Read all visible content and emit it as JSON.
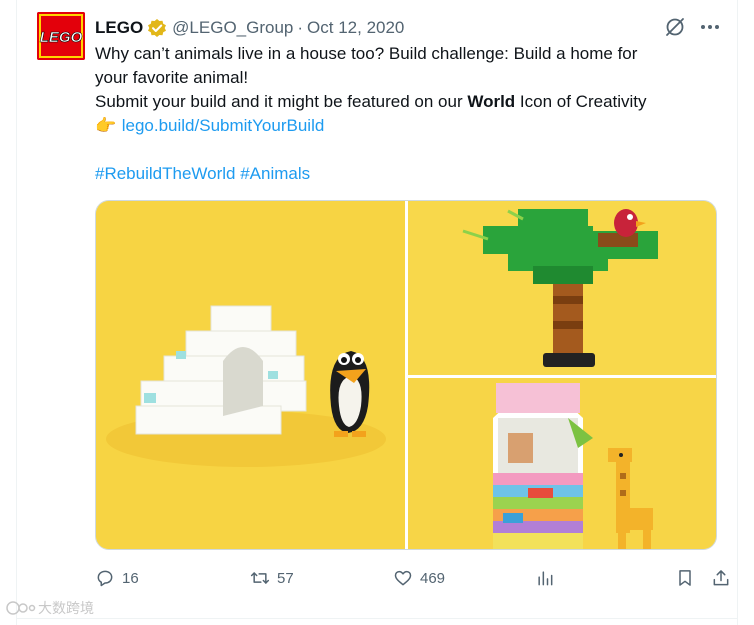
{
  "author": {
    "display_name": "LEGO",
    "handle": "@LEGO_Group",
    "separator": "·",
    "date": "Oct 12, 2020",
    "avatar_text": "LEGO"
  },
  "tweet": {
    "line1": "Why can’t animals live in a house too? Build challenge: Build a home for",
    "line2": "your favorite animal!",
    "line3_before": "Submit your build and it might be featured on our ",
    "line3_bold": "World",
    "line3_after": " Icon of Creativity",
    "pointing_emoji": "👉",
    "link": "lego.build/SubmitYourBuild",
    "hashtag1": "#RebuildTheWorld",
    "hashtag2": "#Animals"
  },
  "actions": {
    "replies": "16",
    "reposts": "57",
    "likes": "469"
  },
  "watermark": "大数跨境",
  "colors": {
    "link": "#1d9bf0",
    "muted": "#536471",
    "lego_red": "#e3000b",
    "verified_gold": "#e2b719"
  }
}
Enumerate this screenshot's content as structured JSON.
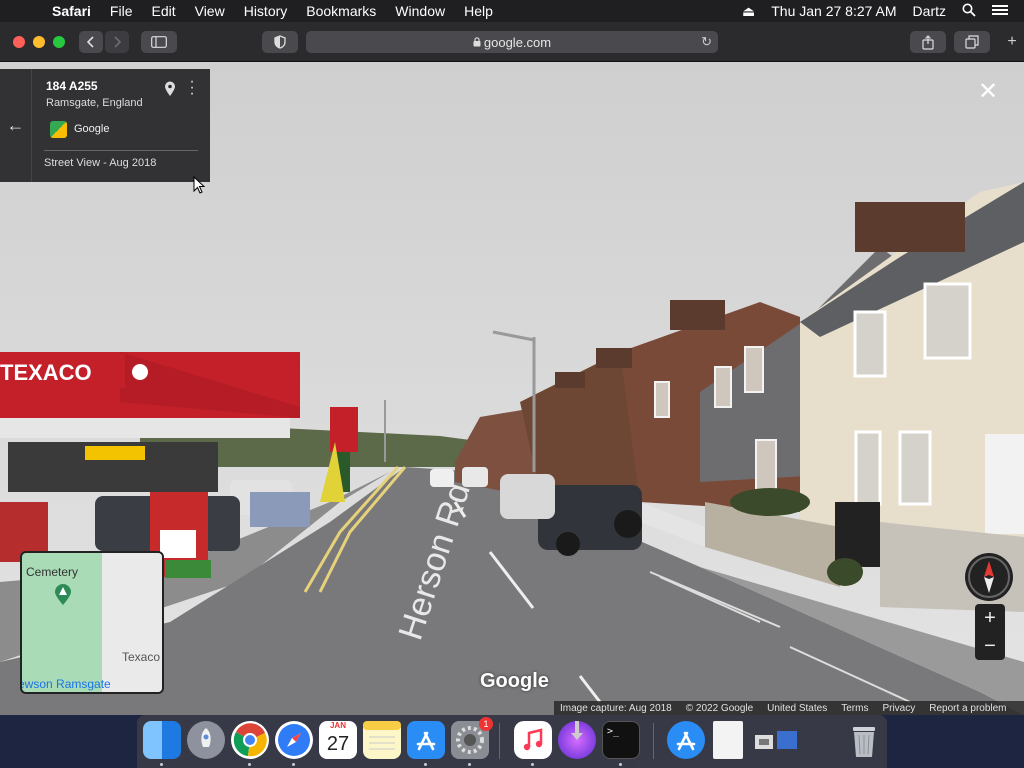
{
  "menubar": {
    "apple_icon": "apple-icon",
    "items": [
      "Safari",
      "File",
      "Edit",
      "View",
      "History",
      "Bookmarks",
      "Window",
      "Help"
    ],
    "datetime": "Thu Jan 27  8:27 AM",
    "user": "Dartz"
  },
  "browser": {
    "url": "google.com"
  },
  "streetview": {
    "place_title": "184 A255",
    "place_subtitle": "Ramsgate, England",
    "provider": "Google",
    "capture_label": "Street View - Aug 2018",
    "road_label": "Herson Rd",
    "sign_text": "TEXACO",
    "watermark": "Google",
    "minimap": {
      "label_cemetery": "Cemetery",
      "label_texaco": "Texaco",
      "label_ramsgate": "ewson Ramsgate"
    },
    "footer": [
      "Image capture: Aug 2018",
      "© 2022 Google",
      "United States",
      "Terms",
      "Privacy",
      "Report a problem"
    ],
    "zoom_in": "+",
    "zoom_out": "−",
    "close": "✕"
  },
  "dock": {
    "apps": [
      "finder-icon",
      "launchpad-icon",
      "chrome-icon",
      "safari-icon",
      "calendar-icon",
      "notes-icon",
      "app-store-icon",
      "system-preferences-icon",
      "music-icon",
      "downloads-icon",
      "terminal-icon",
      "app-store-folder-icon",
      "document-icon",
      "screenshots-icon",
      "trash-icon"
    ],
    "calendar_month": "JAN",
    "calendar_day": "27",
    "sysprefs_badge": "1"
  },
  "colors": {
    "sky": "#d6d6d6",
    "road": "#7a7a7c",
    "texaco_red": "#c4202a",
    "minimap_green": "#a9dbb7",
    "map_link": "#1a73e8"
  }
}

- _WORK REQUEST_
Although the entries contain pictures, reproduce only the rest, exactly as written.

- _RESULT OF THIS TASK_
Read all visible content and emit it as JSON.
{
  "author": {
    "display_name": "LEGO",
    "handle": "@LEGO_Group",
    "separator": "·",
    "date": "Oct 12, 2020",
    "avatar_text": "LEGO"
  },
  "tweet": {
    "line1": "Why can’t animals live in a house too? Build challenge: Build a home for",
    "line2": "your favorite animal!",
    "line3_before": "Submit your build and it might be featured on our ",
    "line3_bold": "World",
    "line3_after": " Icon of Creativity",
    "pointing_emoji": "👉",
    "link": "lego.build/SubmitYourBuild",
    "hashtag1": "#RebuildTheWorld",
    "hashtag2": "#Animals"
  },
  "actions": {
    "replies": "16",
    "reposts": "57",
    "likes": "469"
  },
  "watermark": "大数跨境",
  "colors": {
    "link": "#1d9bf0",
    "muted": "#536471",
    "lego_red": "#e3000b",
    "verified_gold": "#e2b719"
  }
}
Enumerate this screenshot's content as structured JSON.
{
  "menubar": {
    "apple_icon": "apple-icon",
    "items": [
      "Safari",
      "File",
      "Edit",
      "View",
      "History",
      "Bookmarks",
      "Window",
      "Help"
    ],
    "datetime": "Thu Jan 27  8:27 AM",
    "user": "Dartz"
  },
  "browser": {
    "url": "google.com"
  },
  "streetview": {
    "place_title": "184 A255",
    "place_subtitle": "Ramsgate, England",
    "provider": "Google",
    "capture_label": "Street View - Aug 2018",
    "road_label": "Herson Rd",
    "sign_text": "TEXACO",
    "watermark": "Google",
    "minimap": {
      "label_cemetery": "Cemetery",
      "label_texaco": "Texaco",
      "label_ramsgate": "ewson Ramsgate"
    },
    "footer": [
      "Image capture: Aug 2018",
      "© 2022 Google",
      "United States",
      "Terms",
      "Privacy",
      "Report a problem"
    ],
    "zoom_in": "+",
    "zoom_out": "−",
    "close": "✕"
  },
  "dock": {
    "apps": [
      "finder-icon",
      "launchpad-icon",
      "chrome-icon",
      "safari-icon",
      "calendar-icon",
      "notes-icon",
      "app-store-icon",
      "system-preferences-icon",
      "music-icon",
      "downloads-icon",
      "terminal-icon",
      "app-store-folder-icon",
      "document-icon",
      "screenshots-icon",
      "trash-icon"
    ],
    "calendar_month": "JAN",
    "calendar_day": "27",
    "sysprefs_badge": "1"
  },
  "colors": {
    "sky": "#d6d6d6",
    "road": "#7a7a7c",
    "texaco_red": "#c4202a",
    "minimap_green": "#a9dbb7",
    "map_link": "#1a73e8"
  }
}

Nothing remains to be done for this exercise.